Start with students' physiological needs — food, clothing and shelter — because it is impossible to advance to higher needs if students are hungry, don’t have warm enough clothes, or have to sleep on the street. Some schools apply this level of Maslow's hierarchy by offering breakfast or lunch programs to ensure the basic nutrition needs of their students are being met. In the United States, schools have provided low-cost or free lunches since 1946, when President Truman signed the National School Lunch Act.

Address personal safety issues. Students, whether children or adults, have to feel safe — both physically and mentally — before they can let down their guard and learn.
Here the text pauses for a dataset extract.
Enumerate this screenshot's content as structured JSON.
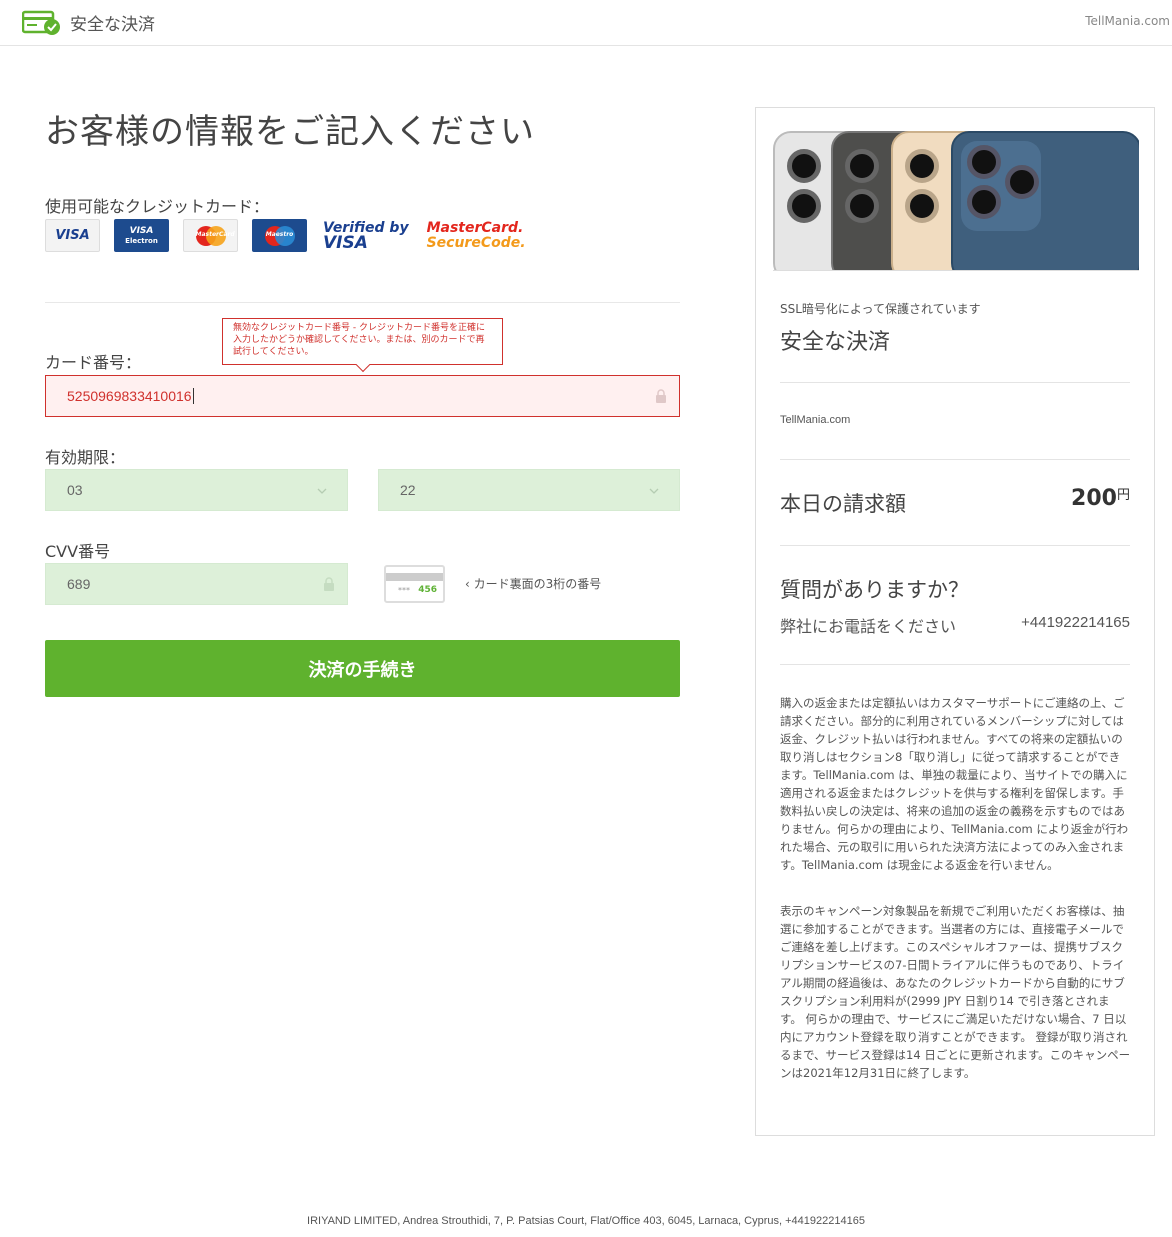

It is difficult to concentrate on a theoretical mathematical concept, for instance, if you are worried that a bomb is going to explode or that you will be bullied on the playground at recess. To apply this step of the hierarchy, it is essential to create a safe learning space.

Encourage social affiliation. Students need to feel that they belong to a class and that they are accepted members of the group if they are to reach the next level. Games, group work and teamwork exercises are a way to apply this stage of the hierarchy, because interaction helps students feel more involved, whether in primary school or in a master’s level class.

Promote self-esteem. Making students feel that they are making a contribution and that they are valued as individuals can be done with simple praise: "Well done!" goes a long way to helping students reach this level in Maslow's hierarchy.

Aim for self-actualization — the illusive concept of “being all that you can be" — because it caps the learning experience, and is the highest level in the hierarchy. This stage relates to the ability to apply what students have learned and to be able to “give back” and become involved with the betterment of the larger community. A way to apply this in education is to have students who are very good in a subject — whether writing English essays or doing biology experiments — help their classmates with their work.

Jody Hanson began writing professionally in 1992 to help finance her second around-the-world trip. In addition to her academic books, she has written for "International Living," the "Sydney Courier" and the "Australian Woman's Forum." Hanson holds a Ph.D. in adult education from Greenwich University.